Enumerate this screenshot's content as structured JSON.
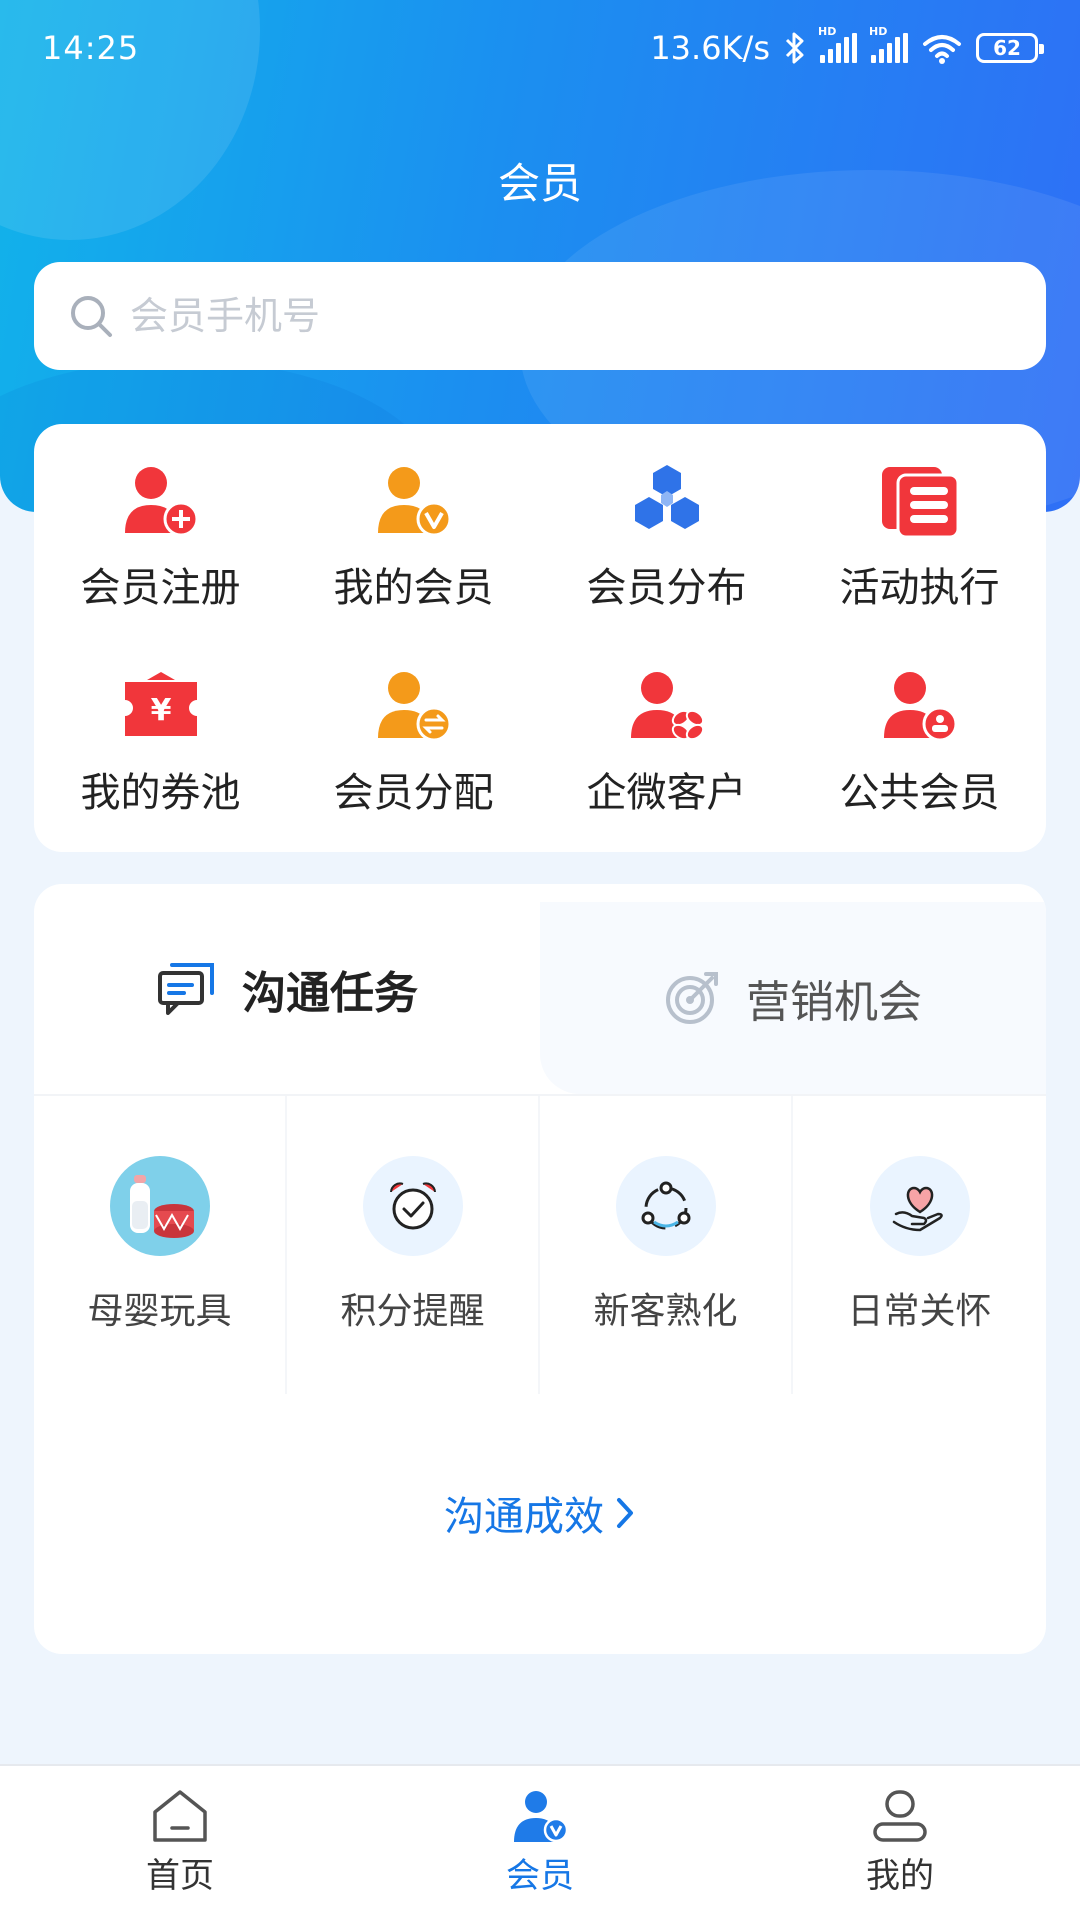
{
  "status_bar": {
    "time": "14:25",
    "speed": "13.6K/s",
    "battery": "62"
  },
  "header": {
    "title": "会员"
  },
  "search": {
    "placeholder": "会员手机号"
  },
  "menu": {
    "items": [
      {
        "label": "会员注册",
        "icon": "person-add-icon",
        "color": "#f1363b"
      },
      {
        "label": "我的会员",
        "icon": "person-check-icon",
        "color": "#f49a1a"
      },
      {
        "label": "会员分布",
        "icon": "hexagon-cluster-icon",
        "color": "#2f73e8"
      },
      {
        "label": "活动执行",
        "icon": "document-stack-icon",
        "color": "#f1363b"
      },
      {
        "label": "我的券池",
        "icon": "coupon-icon",
        "color": "#f1363b"
      },
      {
        "label": "会员分配",
        "icon": "person-exchange-icon",
        "color": "#f49a1a"
      },
      {
        "label": "企微客户",
        "icon": "person-link-icon",
        "color": "#f1363b"
      },
      {
        "label": "公共会员",
        "icon": "person-group-icon",
        "color": "#f1363b"
      }
    ]
  },
  "tasks": {
    "tabs": [
      {
        "label": "沟通任务",
        "icon": "chat-icon",
        "active": true
      },
      {
        "label": "营销机会",
        "icon": "target-icon",
        "active": false
      }
    ],
    "items": [
      {
        "label": "母婴玩具",
        "icon": "baby-toys-icon"
      },
      {
        "label": "积分提醒",
        "icon": "alarm-clock-icon"
      },
      {
        "label": "新客熟化",
        "icon": "cycle-icon"
      },
      {
        "label": "日常关怀",
        "icon": "heart-hand-icon"
      }
    ],
    "effect_link": "沟通成效"
  },
  "bottom_nav": {
    "items": [
      {
        "label": "首页",
        "icon": "home-icon",
        "active": false
      },
      {
        "label": "会员",
        "icon": "member-icon",
        "active": true
      },
      {
        "label": "我的",
        "icon": "profile-icon",
        "active": false
      }
    ]
  },
  "colors": {
    "primary": "#1677e6",
    "red": "#f1363b",
    "orange": "#f49a1a"
  }
}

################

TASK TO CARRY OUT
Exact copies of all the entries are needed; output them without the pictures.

SOLUTION BELOW
Enumerate this screenshot's content as structured JSON.
{
  "status_bar": {
    "time": "14:25",
    "speed": "13.6K/s",
    "battery": "62"
  },
  "header": {
    "title": "会员"
  },
  "search": {
    "placeholder": "会员手机号"
  },
  "menu": {
    "items": [
      {
        "label": "会员注册",
        "icon": "person-add-icon",
        "color": "#f1363b"
      },
      {
        "label": "我的会员",
        "icon": "person-check-icon",
        "color": "#f49a1a"
      },
      {
        "label": "会员分布",
        "icon": "hexagon-cluster-icon",
        "color": "#2f73e8"
      },
      {
        "label": "活动执行",
        "icon": "document-stack-icon",
        "color": "#f1363b"
      },
      {
        "label": "我的券池",
        "icon": "coupon-icon",
        "color": "#f1363b"
      },
      {
        "label": "会员分配",
        "icon": "person-exchange-icon",
        "color": "#f49a1a"
      },
      {
        "label": "企微客户",
        "icon": "person-link-icon",
        "color": "#f1363b"
      },
      {
        "label": "公共会员",
        "icon": "person-group-icon",
        "color": "#f1363b"
      }
    ]
  },
  "tasks": {
    "tabs": [
      {
        "label": "沟通任务",
        "icon": "chat-icon",
        "active": true
      },
      {
        "label": "营销机会",
        "icon": "target-icon",
        "active": false
      }
    ],
    "items": [
      {
        "label": "母婴玩具",
        "icon": "baby-toys-icon"
      },
      {
        "label": "积分提醒",
        "icon": "alarm-clock-icon"
      },
      {
        "label": "新客熟化",
        "icon": "cycle-icon"
      },
      {
        "label": "日常关怀",
        "icon": "heart-hand-icon"
      }
    ],
    "effect_link": "沟通成效"
  },
  "bottom_nav": {
    "items": [
      {
        "label": "首页",
        "icon": "home-icon",
        "active": false
      },
      {
        "label": "会员",
        "icon": "member-icon",
        "active": true
      },
      {
        "label": "我的",
        "icon": "profile-icon",
        "active": false
      }
    ]
  },
  "colors": {
    "primary": "#1677e6",
    "red": "#f1363b",
    "orange": "#f49a1a"
  }
}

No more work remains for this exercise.